### TASK GOAL:
Output every line of the listing as it stands.

### DATASET EXCERPTS:
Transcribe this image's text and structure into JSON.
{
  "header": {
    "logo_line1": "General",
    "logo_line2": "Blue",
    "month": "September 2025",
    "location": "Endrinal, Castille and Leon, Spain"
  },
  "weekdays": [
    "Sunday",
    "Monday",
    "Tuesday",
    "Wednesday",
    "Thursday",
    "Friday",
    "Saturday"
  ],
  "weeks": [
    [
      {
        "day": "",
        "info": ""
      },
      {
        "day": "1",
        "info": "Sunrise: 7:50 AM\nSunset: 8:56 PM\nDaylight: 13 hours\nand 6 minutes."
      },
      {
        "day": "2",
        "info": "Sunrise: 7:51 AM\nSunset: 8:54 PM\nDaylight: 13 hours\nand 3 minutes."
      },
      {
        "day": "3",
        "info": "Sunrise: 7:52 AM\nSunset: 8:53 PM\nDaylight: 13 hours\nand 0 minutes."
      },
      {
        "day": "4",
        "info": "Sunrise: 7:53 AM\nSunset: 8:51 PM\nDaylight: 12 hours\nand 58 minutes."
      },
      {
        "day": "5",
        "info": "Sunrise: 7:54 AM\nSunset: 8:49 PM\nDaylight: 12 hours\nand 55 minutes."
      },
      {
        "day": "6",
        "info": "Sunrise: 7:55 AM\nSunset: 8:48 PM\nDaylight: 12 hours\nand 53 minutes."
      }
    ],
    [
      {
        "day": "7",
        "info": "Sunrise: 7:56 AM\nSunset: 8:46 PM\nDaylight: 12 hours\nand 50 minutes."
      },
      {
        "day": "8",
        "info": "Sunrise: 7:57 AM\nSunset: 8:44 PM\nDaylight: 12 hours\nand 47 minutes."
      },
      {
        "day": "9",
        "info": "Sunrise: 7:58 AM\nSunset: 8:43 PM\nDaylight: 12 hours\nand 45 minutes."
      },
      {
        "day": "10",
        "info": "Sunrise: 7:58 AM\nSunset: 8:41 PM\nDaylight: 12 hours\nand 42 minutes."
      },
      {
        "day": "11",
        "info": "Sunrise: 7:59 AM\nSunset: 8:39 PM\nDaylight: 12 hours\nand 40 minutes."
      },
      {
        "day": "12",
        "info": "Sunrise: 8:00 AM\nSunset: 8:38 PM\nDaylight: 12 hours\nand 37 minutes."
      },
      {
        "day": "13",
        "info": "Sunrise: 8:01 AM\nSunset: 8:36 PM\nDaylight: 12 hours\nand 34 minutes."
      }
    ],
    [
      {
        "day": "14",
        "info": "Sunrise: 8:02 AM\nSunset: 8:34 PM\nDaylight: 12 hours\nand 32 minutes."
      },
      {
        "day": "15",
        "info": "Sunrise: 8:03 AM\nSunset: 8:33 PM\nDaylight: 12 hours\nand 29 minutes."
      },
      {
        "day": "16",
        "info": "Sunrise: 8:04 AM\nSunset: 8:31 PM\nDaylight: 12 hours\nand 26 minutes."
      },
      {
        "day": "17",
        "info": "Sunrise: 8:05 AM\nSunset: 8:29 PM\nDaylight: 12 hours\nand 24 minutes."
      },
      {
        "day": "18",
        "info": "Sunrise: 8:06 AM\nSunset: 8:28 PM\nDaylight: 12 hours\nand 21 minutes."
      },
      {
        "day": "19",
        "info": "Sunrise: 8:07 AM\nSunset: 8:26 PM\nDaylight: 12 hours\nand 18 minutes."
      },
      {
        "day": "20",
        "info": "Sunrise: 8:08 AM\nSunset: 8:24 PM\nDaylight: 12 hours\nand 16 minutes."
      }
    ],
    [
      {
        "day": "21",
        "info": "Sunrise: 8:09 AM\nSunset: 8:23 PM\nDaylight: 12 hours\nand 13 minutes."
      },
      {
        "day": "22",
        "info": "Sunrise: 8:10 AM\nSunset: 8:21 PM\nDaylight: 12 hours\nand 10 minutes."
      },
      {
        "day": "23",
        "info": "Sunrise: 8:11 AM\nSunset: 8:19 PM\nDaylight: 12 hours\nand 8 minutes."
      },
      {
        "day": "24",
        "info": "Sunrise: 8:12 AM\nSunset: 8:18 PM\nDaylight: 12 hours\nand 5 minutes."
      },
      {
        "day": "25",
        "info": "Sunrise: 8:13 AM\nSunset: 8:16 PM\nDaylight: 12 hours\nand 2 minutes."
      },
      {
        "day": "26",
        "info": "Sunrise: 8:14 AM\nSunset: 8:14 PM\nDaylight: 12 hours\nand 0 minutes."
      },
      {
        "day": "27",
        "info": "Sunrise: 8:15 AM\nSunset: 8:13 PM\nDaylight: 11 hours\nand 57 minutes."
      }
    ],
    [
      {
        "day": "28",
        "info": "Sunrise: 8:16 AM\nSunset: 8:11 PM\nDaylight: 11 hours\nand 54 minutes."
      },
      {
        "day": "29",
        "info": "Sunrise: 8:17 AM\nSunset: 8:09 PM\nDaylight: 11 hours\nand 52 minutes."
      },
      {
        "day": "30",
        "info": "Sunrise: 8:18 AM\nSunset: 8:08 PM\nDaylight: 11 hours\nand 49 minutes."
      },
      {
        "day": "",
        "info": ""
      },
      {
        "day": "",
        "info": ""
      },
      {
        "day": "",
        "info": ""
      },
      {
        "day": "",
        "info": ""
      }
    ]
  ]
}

### RESPONSE TO THE EXERCISE:
Transcribe this image's text and structure into JSON.
{
  "header": {
    "logo_line1": "General",
    "logo_line2": "Blue",
    "month": "September 2025",
    "location": "Endrinal, Castille and Leon, Spain"
  },
  "weekdays": [
    "Sunday",
    "Monday",
    "Tuesday",
    "Wednesday",
    "Thursday",
    "Friday",
    "Saturday"
  ],
  "weeks": [
    [
      {
        "day": "",
        "info": ""
      },
      {
        "day": "1",
        "info": "Sunrise: 7:50 AM\nSunset: 8:56 PM\nDaylight: 13 hours\nand 6 minutes."
      },
      {
        "day": "2",
        "info": "Sunrise: 7:51 AM\nSunset: 8:54 PM\nDaylight: 13 hours\nand 3 minutes."
      },
      {
        "day": "3",
        "info": "Sunrise: 7:52 AM\nSunset: 8:53 PM\nDaylight: 13 hours\nand 0 minutes."
      },
      {
        "day": "4",
        "info": "Sunrise: 7:53 AM\nSunset: 8:51 PM\nDaylight: 12 hours\nand 58 minutes."
      },
      {
        "day": "5",
        "info": "Sunrise: 7:54 AM\nSunset: 8:49 PM\nDaylight: 12 hours\nand 55 minutes."
      },
      {
        "day": "6",
        "info": "Sunrise: 7:55 AM\nSunset: 8:48 PM\nDaylight: 12 hours\nand 53 minutes."
      }
    ],
    [
      {
        "day": "7",
        "info": "Sunrise: 7:56 AM\nSunset: 8:46 PM\nDaylight: 12 hours\nand 50 minutes."
      },
      {
        "day": "8",
        "info": "Sunrise: 7:57 AM\nSunset: 8:44 PM\nDaylight: 12 hours\nand 47 minutes."
      },
      {
        "day": "9",
        "info": "Sunrise: 7:58 AM\nSunset: 8:43 PM\nDaylight: 12 hours\nand 45 minutes."
      },
      {
        "day": "10",
        "info": "Sunrise: 7:58 AM\nSunset: 8:41 PM\nDaylight: 12 hours\nand 42 minutes."
      },
      {
        "day": "11",
        "info": "Sunrise: 7:59 AM\nSunset: 8:39 PM\nDaylight: 12 hours\nand 40 minutes."
      },
      {
        "day": "12",
        "info": "Sunrise: 8:00 AM\nSunset: 8:38 PM\nDaylight: 12 hours\nand 37 minutes."
      },
      {
        "day": "13",
        "info": "Sunrise: 8:01 AM\nSunset: 8:36 PM\nDaylight: 12 hours\nand 34 minutes."
      }
    ],
    [
      {
        "day": "14",
        "info": "Sunrise: 8:02 AM\nSunset: 8:34 PM\nDaylight: 12 hours\nand 32 minutes."
      },
      {
        "day": "15",
        "info": "Sunrise: 8:03 AM\nSunset: 8:33 PM\nDaylight: 12 hours\nand 29 minutes."
      },
      {
        "day": "16",
        "info": "Sunrise: 8:04 AM\nSunset: 8:31 PM\nDaylight: 12 hours\nand 26 minutes."
      },
      {
        "day": "17",
        "info": "Sunrise: 8:05 AM\nSunset: 8:29 PM\nDaylight: 12 hours\nand 24 minutes."
      },
      {
        "day": "18",
        "info": "Sunrise: 8:06 AM\nSunset: 8:28 PM\nDaylight: 12 hours\nand 21 minutes."
      },
      {
        "day": "19",
        "info": "Sunrise: 8:07 AM\nSunset: 8:26 PM\nDaylight: 12 hours\nand 18 minutes."
      },
      {
        "day": "20",
        "info": "Sunrise: 8:08 AM\nSunset: 8:24 PM\nDaylight: 12 hours\nand 16 minutes."
      }
    ],
    [
      {
        "day": "21",
        "info": "Sunrise: 8:09 AM\nSunset: 8:23 PM\nDaylight: 12 hours\nand 13 minutes."
      },
      {
        "day": "22",
        "info": "Sunrise: 8:10 AM\nSunset: 8:21 PM\nDaylight: 12 hours\nand 10 minutes."
      },
      {
        "day": "23",
        "info": "Sunrise: 8:11 AM\nSunset: 8:19 PM\nDaylight: 12 hours\nand 8 minutes."
      },
      {
        "day": "24",
        "info": "Sunrise: 8:12 AM\nSunset: 8:18 PM\nDaylight: 12 hours\nand 5 minutes."
      },
      {
        "day": "25",
        "info": "Sunrise: 8:13 AM\nSunset: 8:16 PM\nDaylight: 12 hours\nand 2 minutes."
      },
      {
        "day": "26",
        "info": "Sunrise: 8:14 AM\nSunset: 8:14 PM\nDaylight: 12 hours\nand 0 minutes."
      },
      {
        "day": "27",
        "info": "Sunrise: 8:15 AM\nSunset: 8:13 PM\nDaylight: 11 hours\nand 57 minutes."
      }
    ],
    [
      {
        "day": "28",
        "info": "Sunrise: 8:16 AM\nSunset: 8:11 PM\nDaylight: 11 hours\nand 54 minutes."
      },
      {
        "day": "29",
        "info": "Sunrise: 8:17 AM\nSunset: 8:09 PM\nDaylight: 11 hours\nand 52 minutes."
      },
      {
        "day": "30",
        "info": "Sunrise: 8:18 AM\nSunset: 8:08 PM\nDaylight: 11 hours\nand 49 minutes."
      },
      {
        "day": "",
        "info": ""
      },
      {
        "day": "",
        "info": ""
      },
      {
        "day": "",
        "info": ""
      },
      {
        "day": "",
        "info": ""
      }
    ]
  ]
}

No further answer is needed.